A private museum in Marrakech plans to relaunch next year, coinciding with the opening of the city’s inaugural 1:54 Contemporary African Art fair, in a bid to attract international attention to Morocco’s art scene. The Museum of African Contemporary Art Al Maaden (Macaal), which is located on the outskirts of the capital, was inaugurated in November 2016 during the United Nations climate change conference (COP22) in what it describes as a “local launch” and will invite international guests on 24 February to see its programming.
“Touria El Glaoui, the 1:54 fair director, and I linked up together to launch both our initiatives at the same time to ensure maximum impact to the international art world,” says Othman Lazraq, the president of Macaal. The not-for-profit museum is funded by Othman and his father Alami Lazraq, named by Forbes as one of the wealthiest men in Africa, who together run the property development company Groupe Alliances, the largest builder of hotels in Morocco. The museum project is part of the company’s charitable Fondation Alliances, and houses the Lazraq’s 2,000-strong collection of Modern and contemporary African art.

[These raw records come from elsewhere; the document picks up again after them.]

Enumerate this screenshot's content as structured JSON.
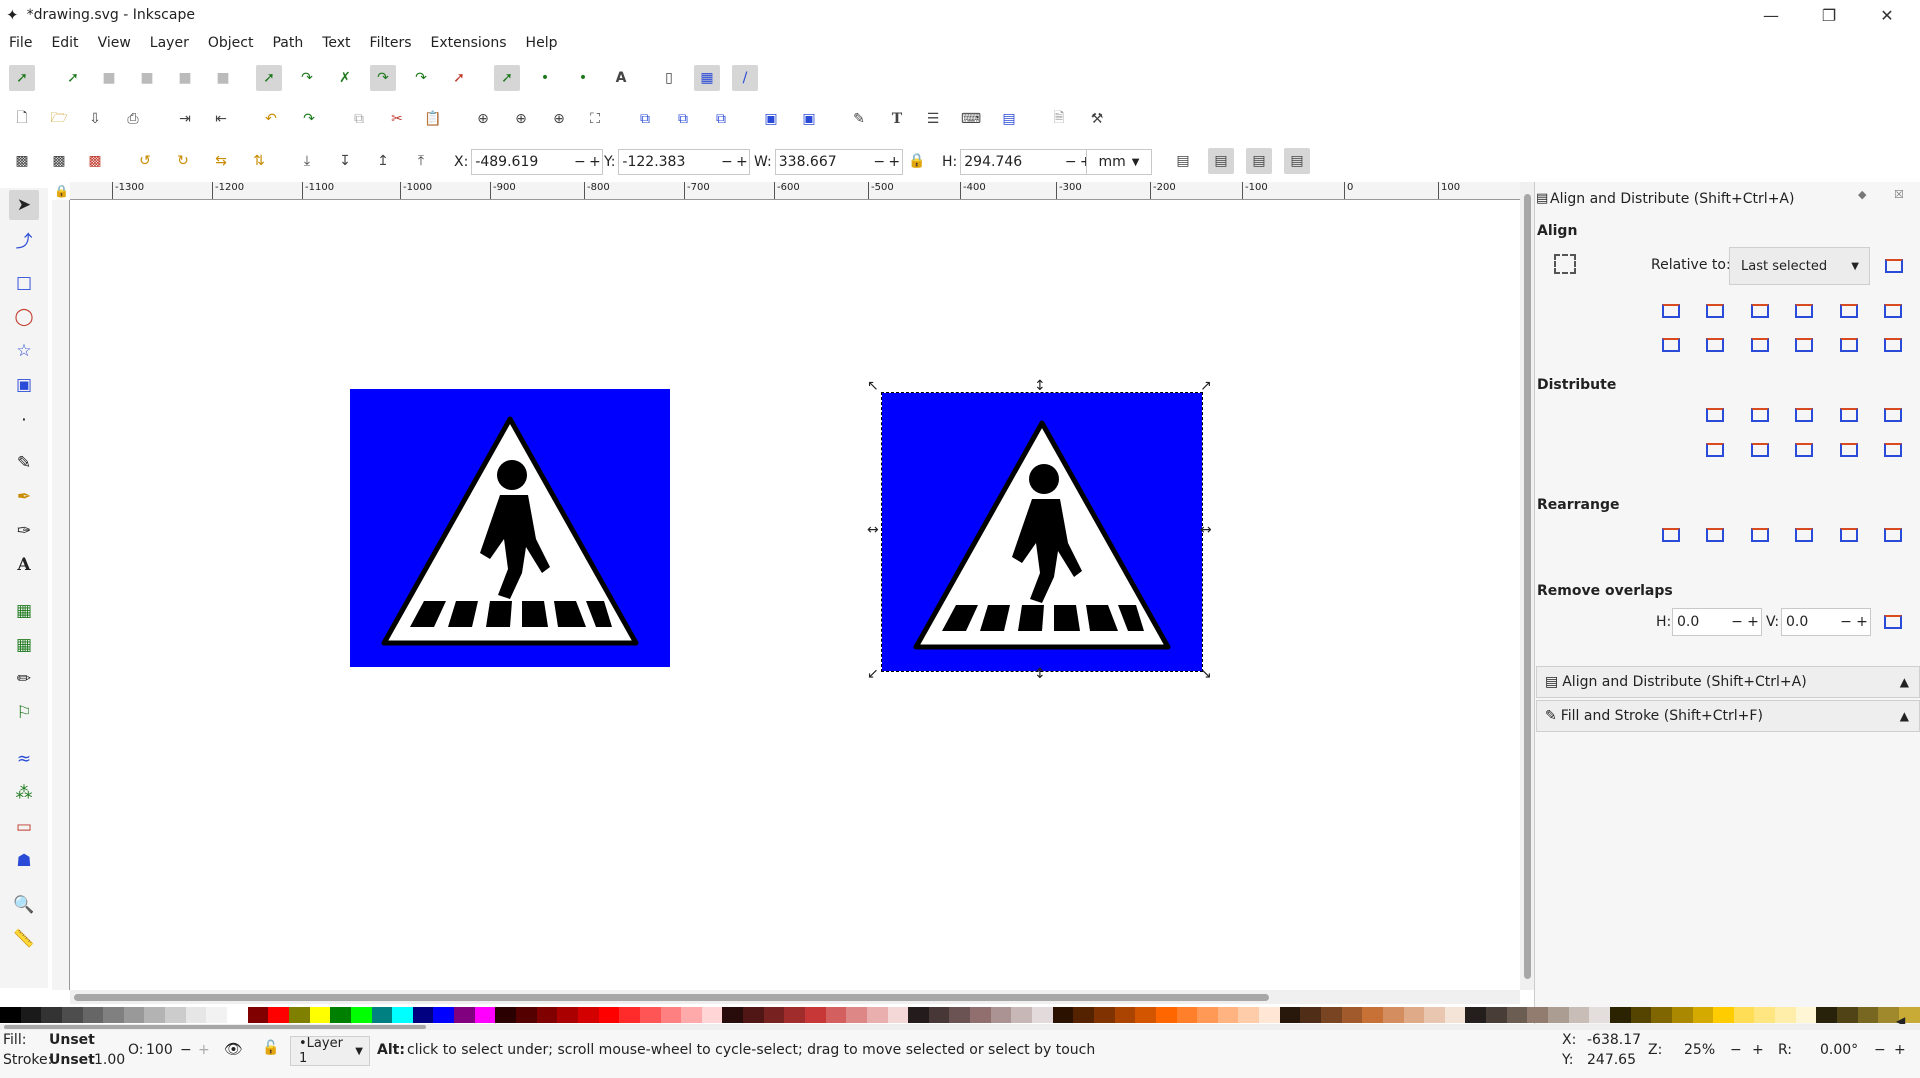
{
  "window": {
    "title": "*drawing.svg - Inkscape",
    "minimize": "—",
    "maximize": "❐",
    "close": "✕"
  },
  "menu": [
    "File",
    "Edit",
    "View",
    "Layer",
    "Object",
    "Path",
    "Text",
    "Filters",
    "Extensions",
    "Help"
  ],
  "coords": {
    "x_label": "X:",
    "x_value": "-489.619",
    "y_label": "Y:",
    "y_value": "-122.383",
    "w_label": "W:",
    "w_value": "338.667",
    "h_label": "H:",
    "h_value": "294.746",
    "unit": "mm"
  },
  "ruler_ticks": [
    "-1300",
    "-1200",
    "-1100",
    "-1000",
    "-900",
    "-800",
    "-700",
    "-600",
    "-500",
    "-400",
    "-300",
    "-200",
    "-100",
    "0",
    "100"
  ],
  "dock": {
    "panel_title": "Align and Distribute (Shift+Ctrl+A)",
    "align_label": "Align",
    "relative_label": "Relative to:",
    "relative_value": "Last selected",
    "distribute_label": "Distribute",
    "rearrange_label": "Rearrange",
    "remove_overlaps_label": "Remove overlaps",
    "h_label": "H:",
    "h_value": "0.0",
    "v_label": "V:",
    "v_value": "0.0",
    "collapsed_align": "Align and Distribute (Shift+Ctrl+A)",
    "collapsed_fill": "Fill and Stroke (Shift+Ctrl+F)"
  },
  "status": {
    "fill_label": "Fill:",
    "fill_value": "Unset",
    "stroke_label": "Stroke:",
    "stroke_value": "Unset",
    "stroke_width": "1.00",
    "opacity_label": "O:",
    "opacity_value": "100",
    "layer": "•Layer 1",
    "message_bold": "Alt:",
    "message": " click to select under; scroll mouse-wheel to cycle-select; drag to move selected or select by touch",
    "cursor_x_label": "X:",
    "cursor_x": "-638.17",
    "cursor_y_label": "Y:",
    "cursor_y": "247.65",
    "zoom_label": "Z:",
    "zoom_value": "25%",
    "rotate_label": "R:",
    "rotate_value": "0.00°"
  },
  "colors": {
    "sign_blue": "#0000ff",
    "palette": [
      "#000000",
      "#1a1a1a",
      "#333333",
      "#4d4d4d",
      "#666666",
      "#808080",
      "#999999",
      "#b3b3b3",
      "#cccccc",
      "#e6e6e6",
      "#f2f2f2",
      "#ffffff",
      "#800000",
      "#ff0000",
      "#808000",
      "#ffff00",
      "#008000",
      "#00ff00",
      "#008080",
      "#00ffff",
      "#000080",
      "#0000ff",
      "#800080",
      "#ff00ff",
      "#2b0000",
      "#550000",
      "#800000",
      "#aa0000",
      "#d40000",
      "#ff0000",
      "#ff2a2a",
      "#ff5555",
      "#ff8080",
      "#ffaaaa",
      "#ffd5d5",
      "#280b0b",
      "#501616",
      "#782121",
      "#a02c2c",
      "#c83737",
      "#d35f5f",
      "#de8787",
      "#e9afaf",
      "#f4d7d7",
      "#241c1c",
      "#483737",
      "#6c5353",
      "#916f6f",
      "#ac9393",
      "#c8b7b7",
      "#e3dbdb",
      "#2b1100",
      "#552200",
      "#803300",
      "#aa4400",
      "#d45500",
      "#ff6600",
      "#ff7f2a",
      "#ff9955",
      "#ffb380",
      "#ffccaa",
      "#ffe6d5",
      "#28170b",
      "#502d16",
      "#784421",
      "#a05a2c",
      "#c87137",
      "#d38d5f",
      "#deaa87",
      "#e9c6af",
      "#f4e3d7",
      "#241f1c",
      "#483e37",
      "#6c5d53",
      "#917c6f",
      "#ac9d93",
      "#c8beb7",
      "#e3dedb",
      "#2b2200",
      "#554400",
      "#806600",
      "#aa8800",
      "#d4aa00",
      "#ffcc00",
      "#ffdd55",
      "#ffe680",
      "#ffeeaa",
      "#fff6d5",
      "#28220b",
      "#504416",
      "#786721",
      "#a0892c",
      "#c8ab37"
    ]
  }
}
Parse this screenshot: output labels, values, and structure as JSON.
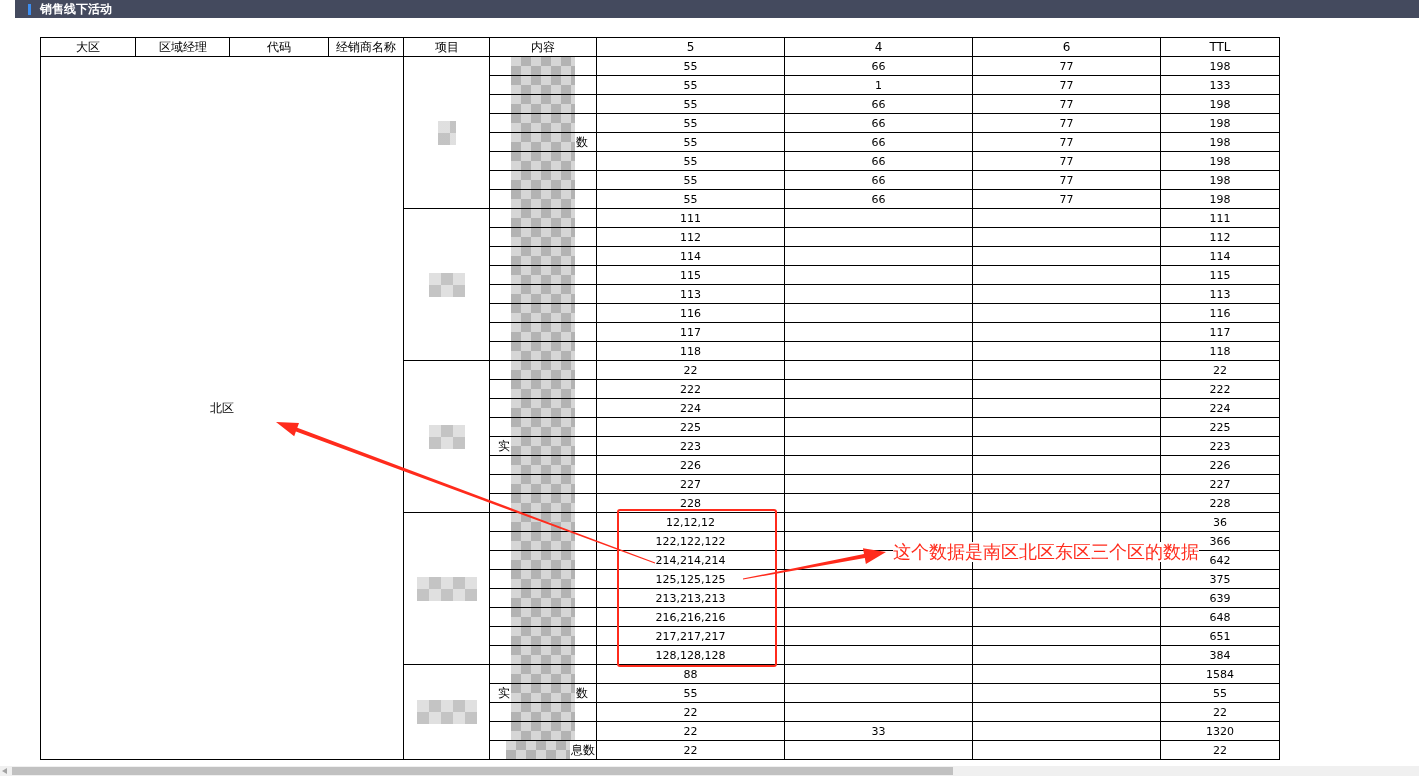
{
  "header_bar": {
    "title": "销售线下活动"
  },
  "table": {
    "columns": [
      "大区",
      "区域经理",
      "代码",
      "经销商名称",
      "项目",
      "内容",
      "5",
      "4",
      "6",
      "TTL"
    ],
    "region": "北区",
    "groups": [
      {
        "rows": [
          {
            "col_5": "55",
            "col_4": "66",
            "col_6": "77",
            "ttl": "198"
          },
          {
            "col_5": "55",
            "col_4": "1",
            "col_6": "77",
            "ttl": "133"
          },
          {
            "col_5": "55",
            "col_4": "66",
            "col_6": "77",
            "ttl": "198"
          },
          {
            "col_5": "55",
            "col_4": "66",
            "col_6": "77",
            "ttl": "198"
          },
          {
            "content_right": "数",
            "col_5": "55",
            "col_4": "66",
            "col_6": "77",
            "ttl": "198"
          },
          {
            "col_5": "55",
            "col_4": "66",
            "col_6": "77",
            "ttl": "198"
          },
          {
            "col_5": "55",
            "col_4": "66",
            "col_6": "77",
            "ttl": "198"
          },
          {
            "col_5": "55",
            "col_4": "66",
            "col_6": "77",
            "ttl": "198"
          }
        ]
      },
      {
        "rows": [
          {
            "col_5": "111",
            "ttl": "111"
          },
          {
            "col_5": "112",
            "ttl": "112"
          },
          {
            "col_5": "114",
            "ttl": "114"
          },
          {
            "col_5": "115",
            "ttl": "115"
          },
          {
            "col_5": "113",
            "ttl": "113"
          },
          {
            "col_5": "116",
            "ttl": "116"
          },
          {
            "col_5": "117",
            "ttl": "117"
          },
          {
            "col_5": "118",
            "ttl": "118"
          }
        ]
      },
      {
        "rows": [
          {
            "col_5": "22",
            "ttl": "22"
          },
          {
            "col_5": "222",
            "ttl": "222"
          },
          {
            "col_5": "224",
            "ttl": "224"
          },
          {
            "col_5": "225",
            "ttl": "225"
          },
          {
            "content_left": "实",
            "col_5": "223",
            "ttl": "223"
          },
          {
            "col_5": "226",
            "ttl": "226"
          },
          {
            "col_5": "227",
            "ttl": "227"
          },
          {
            "col_5": "228",
            "ttl": "228"
          }
        ]
      },
      {
        "rows": [
          {
            "col_5": "12,12,12",
            "ttl": "36"
          },
          {
            "col_5": "122,122,122",
            "ttl": "366"
          },
          {
            "col_5": "214,214,214",
            "ttl": "642"
          },
          {
            "col_5": "125,125,125",
            "ttl": "375"
          },
          {
            "col_5": "213,213,213",
            "ttl": "639"
          },
          {
            "col_5": "216,216,216",
            "ttl": "648"
          },
          {
            "col_5": "217,217,217",
            "ttl": "651"
          },
          {
            "col_5": "128,128,128",
            "ttl": "384"
          }
        ]
      },
      {
        "rows": [
          {
            "col_5": "88",
            "ttl": "1584"
          },
          {
            "content_left": "实",
            "content_right": "数",
            "col_5": "55",
            "ttl": "55"
          },
          {
            "col_5": "22",
            "ttl": "22"
          },
          {
            "col_5": "22",
            "col_4": "33",
            "ttl": "1320"
          },
          {
            "content_right": "息数",
            "col_5": "22",
            "ttl": "22"
          }
        ]
      }
    ]
  },
  "annotation": {
    "note": "这个数据是南区北区东区三个区的数据"
  }
}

Macaal will relaunch with two new exhibitions. A group photography show called Africa Is No Island (24 February-24 August 2018) will display around 40 artists from the continent and its diaspora, partly chosen from Fondation Alliances’s permanent collection. According to a statement, the exhibition aims to “place Moroccan art within the wider context of the African diaspora and highlight the diverse cultural exchange between countries”. The exhibition will include work by the Congolese artist Sammy Baloji, the Italian photographer Nicola Lo Calzo and the acclaimed Moroccan photographer Leila Alaoui, who died following a terrorist attack in Burkina Faso last year. The show has been organised by curators from the Paris-based association Afrique in Visu, which focuses on photography in Africa.
The second exhibition will be on show longterm and will give an overview of the work from the foundation’s collection, which has been amassed by Alami Lazraq over the past 40 years. His collection, which initially focussed on Modern and contemporary Moroccan art, has been expanded to include art from the rest of the continent since Othman joined his father’s foundation seven years ago. The collection holds works by African artists such as Joël Andrianomearisoa, Serge Attukwei Clottey and Abdoulaye Konaté and Chéri Samba and artists from the Maghreb, including Farid Belkahia, Meriem Bouderbala and Moataz Nasr. “It is a dialogue between both established and emerging artists. The collection includes a variety of media such as digital art, painting and sculpture,” Othman says.
The biannual art fair 1:54, which takes its name from the 54 countries that make up the African continent, will launch its first African edition in Marrakech in February too. The expansion follows successful fairs in London and New York. The Moroccan-born El Glaoui says she chose Morocco to host the fair as it has “one of the most dynamic art scenes on the continent”. She had initially hoped that the fair would coincide with the Biennale de Marrakech, but the seventh edition of the exhibition has been cancelled this year due to lack of funds. “The fair will step in culturally in 2018, while the biennial organises itself for a comeback in 2020,” El Glaoui says.